Act 1 consists of the first quarter of the novel (or screenplay)

Act 2 consists of the next two quarters of the novel (or screenplay)

Act 3 consists of the final quarter of the novel (or screenplay)

Begin Crafting Your Book with Pre-Outline Questions: For Fiction and Non-Fiction

Begin Crafting Your Book with Pre-Outline Questions: For Fiction and Non-Fiction

When you create a story you usually begin with a general idea. Perhaps you have a certain character in mind, a specific setting (real or fictional), a conflict, a theme, etc. No matter what you start off with, that general idea needs to be developed. That’s where the pre-outline questions come in. Answering the pre-outline questions that follow will help you to establish what you want with your book, what you want your book to be, in some bigger strokes what kind of plot you want to have, what kind of characters you want to write about, etc. For those of you who write non-fiction, you will get to answer questions about your niche and develop ideas from that.

The Basics of the Three Act Structure: Act I (the Beginning)

The Basics of the Three Act Structure: Act I (the Beginning)

The simplest building blocks of a story are found in the basic Three Act Structure (which can be used for both screenplay and novels). Act 1 is the beginning, Act 2 is the middle, and Act 3 is the ending. The components in the Three Act Structure are basically fundamental stages along the way of a story. To summarize the acts before I develop Act 1 and its components, I’ll say that:

Act 1 consists of the first quarter of the novel (or screenplay)

Act 2 consists of the next two quarters of the novel (or screenplay)

Act 3 consists of the final quarter of the novel (or screenplay)

An Introduction to Outlining Your Story: 6 Reasons Why You Should

An Introduction to Outlining Your Story: 6 Reasons Why You Should

Outlining is a matter of debate among authors — both aspiring and professional. Some say it kills the creative experience and process of writing the story from start to finish, some say it’s a lifesaver. If you are new to writing and/or the concept of outlining, you might want to know what an outline is, why you should outline your story, and how?

Welcome to my Writing-Blog

There are lots of blogs out there on publishing and writing in general, several good ones with out-fleshed tips and loads of content and inspiration.
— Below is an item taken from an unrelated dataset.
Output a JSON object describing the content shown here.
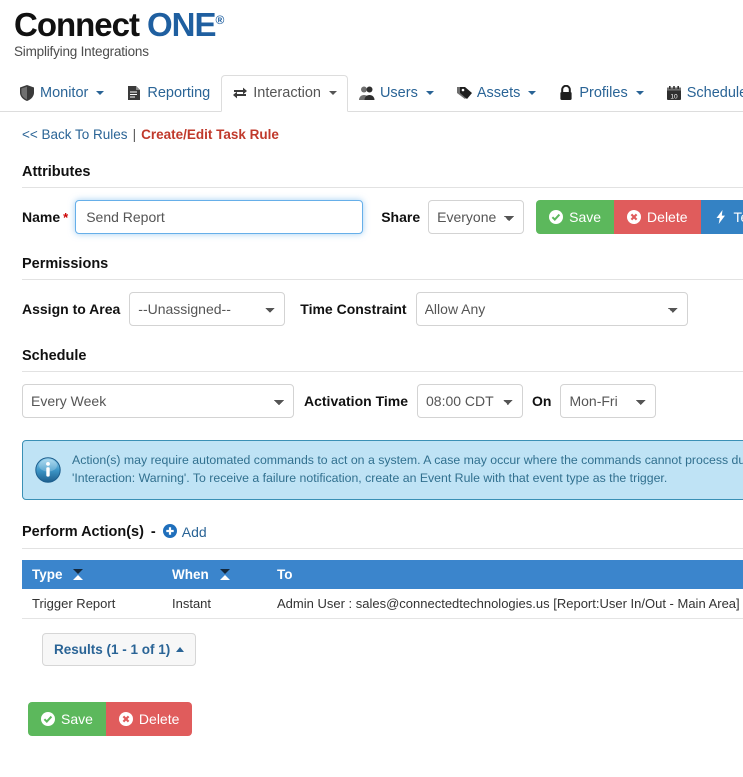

But I thought there was room for one with quick and practical tips for the busy author, because we all know the author should do one thing above all else — write. But before I start blogging, I would like to tell you a little about myself. My name is Kylie Day; I’m 25 years old and live in Europe. I began planning this blog when I felt like I wanted to take my dream of publishing books more seriously. As long as I kept writing stories for myself I wouldn’t ever be an author, and figured I needed a kick in the backside. This blog will be my kick in the backside — a sort of constant reminder of what I really want with my life.

I read a lot about writing and publishing — as much as I read fiction — and believe this blog will be a kind of repository where I collect everything I learn through reading and during my own publishing process.

My own publishing process will begin with a series of non-fiction eBooks I’ve planned to publish on Amazon around the middle of this year. It is as much for me to make my dream come true as it is an experiment and a source of experience I want and need. During this process I will share everything on the blog to give you insight on what it’s like to publish your work.

I don’t know where this will lead, and I’m sure I will do a ton of mistakes along the way, but that’s a part of the learning process, isn’t it? And, you know what? It’s going to be fun.

 

Thank you for reading. If you have questions or feedback, feel free to comment in the field below.